Now $Δ(Bcosθ)=0.200 TΔ(Bcosθ)=0.200 T size 12{Δ $$B"cos"θ$$ =0 "." "200"T} {}$, since it was given that $BcosθBcosθ size 12{B"cos"θ} {}$ changes from 0.0500 to 0.250 T. The area of the loop is $A=πr2=(3.14...)(0.060 m)2=1.13×10−2m2A=πr2=(3.14...)(0.060 m)2=1.13×10−2m2 size 12{A=πr rSup { size 8{2} } = $$3 "." "14" "." "." "."$$ $$0 "." "060"m$$ rSup { size 8{2} } =1 "." "13" times "10" rSup { size 8{ - 2} } `m rSup { size 8{2} } } {}$. Thus,

$Δ Φ = ( 1.13 × 10 − 2 m 2 ) ( 0.200 T ). Δ Φ = ( 1.13 × 10 − 2 m 2 ) ( 0.200 T ). size 12{ΔΦ= $$1 "." "13" times "10" rSup { size 8{ - 2} } " m" rSup { size 8{2} }$$ $$0 "." "200"" T"$$ } {}$
23.5

Entering the determined values into the expression for emf gives

$Emf = N Δ Φ Δt = ( 1.13 × 10 − 2 m 2 ) ( 0 . 200 T ) 0 . 100 s = 22 . 6 mV. Emf = N Δ Φ Δt = ( 1.13 × 10 − 2 m 2 ) ( 0 . 200 T ) 0 . 100 s = 22 . 6 mV. size 12{E=N { {ΔΦ} over {Δt} } = { { $$1 "." "13" times "10" rSup { size 8{ - 2} } " m" rSup { size 8{2} }$$ $$0 "." "200"" T"$$ } over {0 "." "100"" s"} } ="22" "." 6" mV"} {}$
23.6

Discussion

While this is an easily measured voltage, it is certainly not large enough for most practical applications. More loops in the coil, a stronger magnet, and faster movement make induction the practical source of voltages that it is.

PhET Explorations: Faraday's Electromagnetic Lab

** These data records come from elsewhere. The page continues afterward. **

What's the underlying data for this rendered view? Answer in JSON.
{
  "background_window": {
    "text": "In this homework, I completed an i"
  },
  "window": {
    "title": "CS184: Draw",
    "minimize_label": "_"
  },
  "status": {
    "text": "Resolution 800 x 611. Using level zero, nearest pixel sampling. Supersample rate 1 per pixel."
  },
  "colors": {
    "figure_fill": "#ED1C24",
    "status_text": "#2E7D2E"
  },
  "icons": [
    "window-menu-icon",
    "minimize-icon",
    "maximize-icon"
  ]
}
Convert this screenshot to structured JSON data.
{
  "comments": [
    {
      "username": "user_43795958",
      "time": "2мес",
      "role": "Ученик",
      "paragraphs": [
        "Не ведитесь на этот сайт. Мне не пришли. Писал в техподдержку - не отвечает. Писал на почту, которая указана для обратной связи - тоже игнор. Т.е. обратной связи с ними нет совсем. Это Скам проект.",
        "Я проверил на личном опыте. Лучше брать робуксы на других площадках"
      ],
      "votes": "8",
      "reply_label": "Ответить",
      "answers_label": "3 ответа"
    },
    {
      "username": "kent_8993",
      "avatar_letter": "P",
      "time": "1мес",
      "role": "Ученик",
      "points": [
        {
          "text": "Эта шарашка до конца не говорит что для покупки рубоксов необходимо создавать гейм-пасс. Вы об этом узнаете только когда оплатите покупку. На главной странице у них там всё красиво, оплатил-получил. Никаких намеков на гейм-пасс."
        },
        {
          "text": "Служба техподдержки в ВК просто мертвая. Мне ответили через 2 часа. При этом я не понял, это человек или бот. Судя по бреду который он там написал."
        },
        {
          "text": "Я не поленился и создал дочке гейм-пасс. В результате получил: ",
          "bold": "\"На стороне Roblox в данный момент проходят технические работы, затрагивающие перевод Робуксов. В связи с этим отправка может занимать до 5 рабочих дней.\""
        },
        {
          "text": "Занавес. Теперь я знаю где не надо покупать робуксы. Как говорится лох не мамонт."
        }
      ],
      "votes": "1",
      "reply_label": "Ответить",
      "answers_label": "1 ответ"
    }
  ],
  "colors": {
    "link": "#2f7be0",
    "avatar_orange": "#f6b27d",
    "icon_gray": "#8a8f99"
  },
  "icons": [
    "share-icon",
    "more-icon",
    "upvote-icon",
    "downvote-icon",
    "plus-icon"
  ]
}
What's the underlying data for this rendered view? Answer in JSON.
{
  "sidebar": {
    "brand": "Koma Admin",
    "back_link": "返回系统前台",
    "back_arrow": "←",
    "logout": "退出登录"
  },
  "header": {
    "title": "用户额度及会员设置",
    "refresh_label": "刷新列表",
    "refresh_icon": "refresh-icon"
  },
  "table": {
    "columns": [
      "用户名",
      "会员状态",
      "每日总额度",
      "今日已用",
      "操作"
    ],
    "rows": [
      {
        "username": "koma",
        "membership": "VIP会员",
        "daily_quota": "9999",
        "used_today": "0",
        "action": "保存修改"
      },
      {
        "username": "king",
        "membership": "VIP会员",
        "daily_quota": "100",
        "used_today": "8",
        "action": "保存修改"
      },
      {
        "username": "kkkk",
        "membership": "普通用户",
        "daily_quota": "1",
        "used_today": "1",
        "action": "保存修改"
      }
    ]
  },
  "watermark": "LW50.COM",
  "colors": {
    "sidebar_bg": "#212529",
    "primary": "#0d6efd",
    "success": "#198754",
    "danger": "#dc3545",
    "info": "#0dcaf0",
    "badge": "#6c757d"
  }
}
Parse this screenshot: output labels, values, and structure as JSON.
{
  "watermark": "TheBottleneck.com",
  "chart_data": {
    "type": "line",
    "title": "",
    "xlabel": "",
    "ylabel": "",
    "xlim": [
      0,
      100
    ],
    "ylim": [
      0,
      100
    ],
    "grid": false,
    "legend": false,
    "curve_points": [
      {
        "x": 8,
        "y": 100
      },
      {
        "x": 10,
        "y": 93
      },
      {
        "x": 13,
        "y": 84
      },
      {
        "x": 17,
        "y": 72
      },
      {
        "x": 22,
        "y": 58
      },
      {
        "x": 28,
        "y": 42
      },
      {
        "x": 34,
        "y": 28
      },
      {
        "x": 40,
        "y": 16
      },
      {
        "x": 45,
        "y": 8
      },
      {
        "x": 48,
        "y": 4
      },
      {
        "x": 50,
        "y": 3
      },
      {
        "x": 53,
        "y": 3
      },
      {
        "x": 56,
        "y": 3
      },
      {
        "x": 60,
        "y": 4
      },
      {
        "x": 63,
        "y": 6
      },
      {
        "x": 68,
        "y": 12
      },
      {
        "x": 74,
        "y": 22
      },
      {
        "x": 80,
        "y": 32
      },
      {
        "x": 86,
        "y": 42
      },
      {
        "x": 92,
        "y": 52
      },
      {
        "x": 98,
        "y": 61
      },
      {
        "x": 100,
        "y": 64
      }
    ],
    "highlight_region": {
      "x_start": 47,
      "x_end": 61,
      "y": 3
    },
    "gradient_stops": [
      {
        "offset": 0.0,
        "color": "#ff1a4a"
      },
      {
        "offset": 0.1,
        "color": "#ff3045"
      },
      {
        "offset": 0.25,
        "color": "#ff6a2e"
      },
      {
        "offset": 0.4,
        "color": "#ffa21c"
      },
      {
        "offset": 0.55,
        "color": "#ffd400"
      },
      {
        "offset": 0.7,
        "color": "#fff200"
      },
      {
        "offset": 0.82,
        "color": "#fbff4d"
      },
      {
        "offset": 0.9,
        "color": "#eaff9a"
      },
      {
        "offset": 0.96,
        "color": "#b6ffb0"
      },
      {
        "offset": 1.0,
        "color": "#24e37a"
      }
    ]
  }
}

Play with a bar magnet and coils to learn about Faraday's law. Move a bar magnet near one or two coils to make a light bulb glow. View the magnetic field lines. A meter shows the direction and magnitude of the current. View the magnetic field lines or use a meter to show the direction and magnitude of the current. You can also play with electromagnets, generators and transformers!

Figure 23.10